White House press secretary Robert Gibbs made the rounds on television and radio news shows Tuesday morning, previewing the president's address and pressuring Republicans to say whether or not they support the withdrawal of 90,000 troops from Iraq this month.
"I think what the American people would like to know with Congressman Boehner is: Do you support the withdrawing of 90,000 troops that the president is marking today?" Gibbs said Tuesday on ABC's "Good Morning America."
Obama is expected to thank the troops for their service and speak about the Iraq war's place in the broader U.S. national security strategy during his Oval Office prime-time address.
Senate Minority Leader Mitch McConnellAddison (Mitch) Mitchell McConnellHouse to act on debt ceiling next week White House warns GOP of serious consequences on debt ceiling Lindsey Graham: Police need 'to take a firm line' with Sept. 18 rally attendees MORE (R-Ky.) is also expected to speak in his home state today and will address the war.
“Thankfully we can say today that our troops, the surge, and the Petraeus Plan all succeeded where many in Washington thought they would fail," he will say.
House Republican Conference Chairman Mike Pence (Ind.) also penned an op-ed in The Washington Times, in which he wrote that he is "grateful for the support the Obama administration has shown our troops in Iraq, but its long-standing opposition to our military's successful surge strategy must not be forgotten in the midst of this widening American success."
Gibbs on Tuesday morning acknowledged that the president opposed the surge, and said that it was political progress in Iraq that hastened the United States's ability to withdraw.
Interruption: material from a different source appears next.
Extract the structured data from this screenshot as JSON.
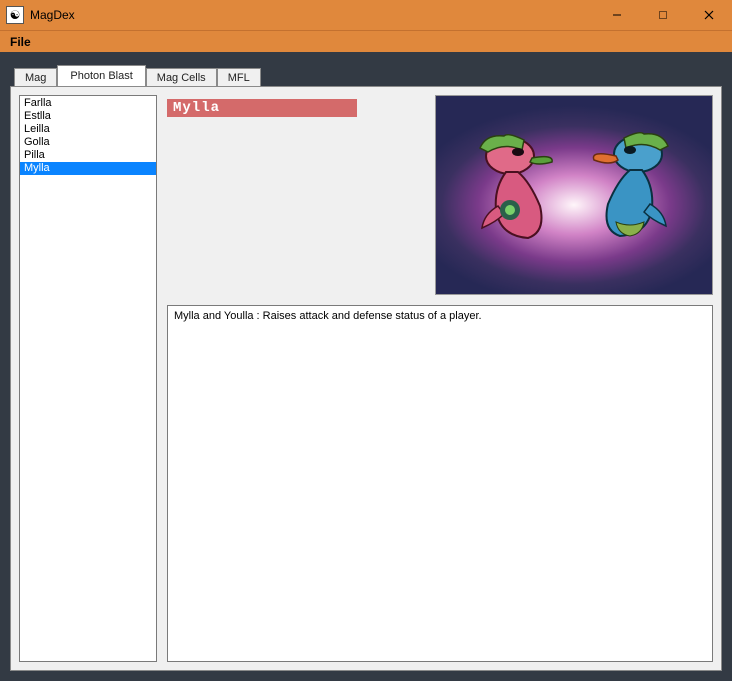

"The president did oppose the surge," he said. "But while the surge did provide some increased security in Iraq, what happened was a political transformation a long time after the troops were sent to Iraq."